data AccountDatum = Auction Value POSIXTime | Bid Value Auction

One problem you could see is that we are still not able to identify who is offering what (since we only have values inside the datum and not public keys). Also, anyone can create any arbitrary Datum in a newly created UTxO. Therefore, we need a way of "authenticating" these UTxOs and "stamp" them, signalizing who the owner of the account is.

This can easily be done with minting policies, as they can execute arbitrary logic without consuming any UTxOs (preserving concurrency). In our case, our policy should make sure that the datum is not corrupted, that the token name it is minting corresponds to the user's public key hash (since we want to identify the owner) and that the minted amount is being transferred (and locked) to the right script (our account script).

After all this is done, the account script can handle transactions however you want. For example, the auction bidders shouldn't be able to change their bid for a smaller amount or retrieve it before the auction deadline is passed. Also, no DOS would be doable since only the owner of this account and the owner of the auction he is bidding on could consume this UTxO (and only if certain conditions are met).

Bidders would be able to compare their bids with other by verifying (off-chain) what other valid accounts are offering. The auction seller would, after the deadline, be able to consume one account UTxO from a bidder by giving it the desired NFT or token of any sort.

how would you generalize a defense-pattern for other Plutus-contracts?

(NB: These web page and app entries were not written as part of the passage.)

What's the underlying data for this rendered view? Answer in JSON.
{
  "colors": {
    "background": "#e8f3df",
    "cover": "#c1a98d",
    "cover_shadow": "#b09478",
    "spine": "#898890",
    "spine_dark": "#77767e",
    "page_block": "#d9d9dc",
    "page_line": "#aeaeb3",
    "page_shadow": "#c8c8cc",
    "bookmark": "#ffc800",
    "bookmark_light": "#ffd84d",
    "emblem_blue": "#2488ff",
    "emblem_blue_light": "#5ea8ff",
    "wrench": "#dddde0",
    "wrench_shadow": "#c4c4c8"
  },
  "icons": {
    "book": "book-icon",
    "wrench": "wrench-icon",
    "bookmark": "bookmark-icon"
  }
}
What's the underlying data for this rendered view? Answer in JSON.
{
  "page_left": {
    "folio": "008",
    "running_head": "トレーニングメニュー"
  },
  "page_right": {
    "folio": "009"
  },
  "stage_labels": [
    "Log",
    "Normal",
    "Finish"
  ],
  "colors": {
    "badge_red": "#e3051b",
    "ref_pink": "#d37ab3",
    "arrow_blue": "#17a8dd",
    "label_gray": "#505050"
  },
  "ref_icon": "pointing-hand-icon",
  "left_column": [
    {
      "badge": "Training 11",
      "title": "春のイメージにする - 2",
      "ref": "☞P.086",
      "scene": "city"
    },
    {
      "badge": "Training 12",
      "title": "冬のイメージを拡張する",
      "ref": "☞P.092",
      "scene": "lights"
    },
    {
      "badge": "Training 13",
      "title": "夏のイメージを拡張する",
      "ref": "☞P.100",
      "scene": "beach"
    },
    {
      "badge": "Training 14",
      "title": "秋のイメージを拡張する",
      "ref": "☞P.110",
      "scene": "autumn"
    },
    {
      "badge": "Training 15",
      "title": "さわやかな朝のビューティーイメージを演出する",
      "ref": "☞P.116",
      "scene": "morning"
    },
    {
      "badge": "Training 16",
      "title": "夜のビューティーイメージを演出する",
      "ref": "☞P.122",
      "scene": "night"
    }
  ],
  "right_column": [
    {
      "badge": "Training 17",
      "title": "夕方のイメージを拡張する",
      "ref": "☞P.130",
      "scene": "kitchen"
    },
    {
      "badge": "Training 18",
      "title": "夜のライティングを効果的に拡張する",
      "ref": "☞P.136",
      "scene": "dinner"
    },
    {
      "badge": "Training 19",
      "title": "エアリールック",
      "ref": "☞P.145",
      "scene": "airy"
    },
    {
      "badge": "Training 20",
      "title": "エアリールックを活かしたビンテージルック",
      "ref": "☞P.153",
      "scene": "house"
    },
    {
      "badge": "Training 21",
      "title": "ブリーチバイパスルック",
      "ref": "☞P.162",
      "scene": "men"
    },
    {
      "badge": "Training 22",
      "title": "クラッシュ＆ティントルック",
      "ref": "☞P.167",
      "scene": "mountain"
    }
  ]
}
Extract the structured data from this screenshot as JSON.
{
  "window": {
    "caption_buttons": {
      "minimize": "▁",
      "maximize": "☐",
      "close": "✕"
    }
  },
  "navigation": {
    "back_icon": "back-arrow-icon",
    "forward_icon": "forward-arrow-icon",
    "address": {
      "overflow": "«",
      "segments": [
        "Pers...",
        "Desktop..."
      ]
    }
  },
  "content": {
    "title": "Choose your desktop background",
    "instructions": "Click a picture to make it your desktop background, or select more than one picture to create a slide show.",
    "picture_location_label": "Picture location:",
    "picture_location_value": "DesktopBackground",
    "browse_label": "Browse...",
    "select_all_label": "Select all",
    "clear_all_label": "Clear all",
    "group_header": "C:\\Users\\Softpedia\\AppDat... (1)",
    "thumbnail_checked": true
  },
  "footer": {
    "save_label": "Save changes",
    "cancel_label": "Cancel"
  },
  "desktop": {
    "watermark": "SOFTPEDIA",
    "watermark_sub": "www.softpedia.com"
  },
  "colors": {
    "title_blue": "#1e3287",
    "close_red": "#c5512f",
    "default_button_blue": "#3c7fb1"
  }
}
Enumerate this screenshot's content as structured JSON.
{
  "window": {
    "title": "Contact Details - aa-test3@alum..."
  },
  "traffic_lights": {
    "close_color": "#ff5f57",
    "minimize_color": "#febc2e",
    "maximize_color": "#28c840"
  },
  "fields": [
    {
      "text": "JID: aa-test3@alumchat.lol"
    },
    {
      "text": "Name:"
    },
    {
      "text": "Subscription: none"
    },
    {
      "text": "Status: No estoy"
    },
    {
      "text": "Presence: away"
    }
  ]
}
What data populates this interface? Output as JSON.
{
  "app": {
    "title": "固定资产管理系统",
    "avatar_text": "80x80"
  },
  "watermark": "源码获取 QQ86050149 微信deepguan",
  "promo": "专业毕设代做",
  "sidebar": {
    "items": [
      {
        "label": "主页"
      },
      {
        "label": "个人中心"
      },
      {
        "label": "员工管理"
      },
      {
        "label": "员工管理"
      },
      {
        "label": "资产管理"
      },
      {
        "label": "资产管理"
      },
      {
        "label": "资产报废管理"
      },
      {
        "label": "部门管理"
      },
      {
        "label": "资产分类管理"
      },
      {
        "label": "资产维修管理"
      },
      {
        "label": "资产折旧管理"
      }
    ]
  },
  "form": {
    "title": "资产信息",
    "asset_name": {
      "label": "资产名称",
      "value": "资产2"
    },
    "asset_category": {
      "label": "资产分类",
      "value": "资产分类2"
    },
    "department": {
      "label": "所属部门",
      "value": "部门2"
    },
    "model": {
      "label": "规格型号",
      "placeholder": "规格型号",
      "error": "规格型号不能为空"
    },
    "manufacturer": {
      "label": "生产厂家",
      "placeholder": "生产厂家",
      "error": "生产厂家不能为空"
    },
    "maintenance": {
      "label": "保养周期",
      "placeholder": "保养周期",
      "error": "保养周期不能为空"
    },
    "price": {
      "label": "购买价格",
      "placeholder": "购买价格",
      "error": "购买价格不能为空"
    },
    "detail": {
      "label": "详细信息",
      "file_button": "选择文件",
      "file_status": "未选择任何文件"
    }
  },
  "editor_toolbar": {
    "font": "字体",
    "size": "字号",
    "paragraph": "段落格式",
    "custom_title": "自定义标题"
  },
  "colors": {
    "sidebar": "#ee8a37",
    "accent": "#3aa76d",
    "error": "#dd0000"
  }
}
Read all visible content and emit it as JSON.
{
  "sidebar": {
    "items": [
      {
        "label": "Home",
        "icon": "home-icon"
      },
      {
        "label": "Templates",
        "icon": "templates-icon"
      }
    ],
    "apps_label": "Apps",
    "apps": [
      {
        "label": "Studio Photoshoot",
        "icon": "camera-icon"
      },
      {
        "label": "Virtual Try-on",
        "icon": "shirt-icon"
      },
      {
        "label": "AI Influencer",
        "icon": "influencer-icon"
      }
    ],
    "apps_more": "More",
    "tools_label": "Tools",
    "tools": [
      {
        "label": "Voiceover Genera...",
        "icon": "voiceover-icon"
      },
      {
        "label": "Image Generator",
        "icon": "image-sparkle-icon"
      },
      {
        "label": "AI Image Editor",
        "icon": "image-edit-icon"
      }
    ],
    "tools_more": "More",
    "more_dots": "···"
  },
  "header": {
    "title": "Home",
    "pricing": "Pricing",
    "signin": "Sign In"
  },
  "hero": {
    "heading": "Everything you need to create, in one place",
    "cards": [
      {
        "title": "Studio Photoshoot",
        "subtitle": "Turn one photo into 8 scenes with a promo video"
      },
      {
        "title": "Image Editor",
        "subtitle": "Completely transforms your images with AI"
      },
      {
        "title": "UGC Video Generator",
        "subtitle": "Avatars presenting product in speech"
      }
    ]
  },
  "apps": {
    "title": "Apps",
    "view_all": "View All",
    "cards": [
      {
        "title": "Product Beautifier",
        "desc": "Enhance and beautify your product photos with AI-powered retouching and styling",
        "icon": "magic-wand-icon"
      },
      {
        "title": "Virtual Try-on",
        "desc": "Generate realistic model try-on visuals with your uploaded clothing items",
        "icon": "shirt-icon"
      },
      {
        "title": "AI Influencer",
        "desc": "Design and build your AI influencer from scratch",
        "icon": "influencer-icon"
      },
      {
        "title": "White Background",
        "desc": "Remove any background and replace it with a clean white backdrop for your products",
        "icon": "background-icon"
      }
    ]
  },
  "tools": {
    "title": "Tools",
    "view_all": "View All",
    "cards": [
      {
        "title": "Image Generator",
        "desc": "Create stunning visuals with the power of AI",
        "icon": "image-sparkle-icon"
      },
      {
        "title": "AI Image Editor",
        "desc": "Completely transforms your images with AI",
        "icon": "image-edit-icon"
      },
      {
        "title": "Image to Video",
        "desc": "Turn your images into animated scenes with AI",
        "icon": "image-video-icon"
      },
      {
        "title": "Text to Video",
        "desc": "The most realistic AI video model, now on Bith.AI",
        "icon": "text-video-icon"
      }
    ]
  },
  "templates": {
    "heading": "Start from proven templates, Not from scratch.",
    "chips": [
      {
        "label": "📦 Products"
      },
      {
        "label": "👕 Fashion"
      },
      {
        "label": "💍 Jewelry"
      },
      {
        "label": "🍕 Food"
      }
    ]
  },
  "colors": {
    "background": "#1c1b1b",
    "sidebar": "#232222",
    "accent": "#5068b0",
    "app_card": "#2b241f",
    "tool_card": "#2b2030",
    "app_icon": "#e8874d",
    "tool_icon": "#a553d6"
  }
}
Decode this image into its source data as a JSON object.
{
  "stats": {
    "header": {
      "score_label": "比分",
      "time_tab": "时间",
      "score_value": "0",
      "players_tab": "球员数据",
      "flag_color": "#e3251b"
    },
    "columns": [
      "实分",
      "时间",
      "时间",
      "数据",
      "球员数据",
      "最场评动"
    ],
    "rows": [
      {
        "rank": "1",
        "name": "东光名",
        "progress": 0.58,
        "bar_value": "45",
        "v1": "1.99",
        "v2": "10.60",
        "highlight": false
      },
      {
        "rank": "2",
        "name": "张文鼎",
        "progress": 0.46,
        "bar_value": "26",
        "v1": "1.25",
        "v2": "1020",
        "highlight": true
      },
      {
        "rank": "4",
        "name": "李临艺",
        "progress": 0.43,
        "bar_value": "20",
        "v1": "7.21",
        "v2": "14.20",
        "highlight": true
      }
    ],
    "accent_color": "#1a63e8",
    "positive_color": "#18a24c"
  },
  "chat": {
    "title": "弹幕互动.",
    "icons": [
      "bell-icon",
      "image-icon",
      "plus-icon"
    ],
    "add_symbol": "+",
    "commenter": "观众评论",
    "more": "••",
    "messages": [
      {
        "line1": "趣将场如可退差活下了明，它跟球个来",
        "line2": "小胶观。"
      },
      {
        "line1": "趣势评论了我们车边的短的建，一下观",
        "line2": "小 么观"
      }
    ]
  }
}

I believe this "account model" (unfortunate name lol) is very general, I'm using it in a project I'm working on that has nothing to do with auctions. The main idea you should keep in mind when designing a validator script is to create multiple UTxOs that can only be consumed by the people interested, so if a DOS would happen, it would only affect the attacker him-self.

  • Thanks for the detailed proposal. One more question about your proposal: How can you withdraw a losing bid very fast? It would not be good to lock all losing bids until the the entire auction is finished
    – Mike76
    Commented Nov 17, 2021 at 0:39

Your Answer

By clicking “Post Your Answer”, you agree to our terms of service and acknowledge you have read our privacy policy.

Not the answer you're looking for? Browse other questions tagged or ask your own question.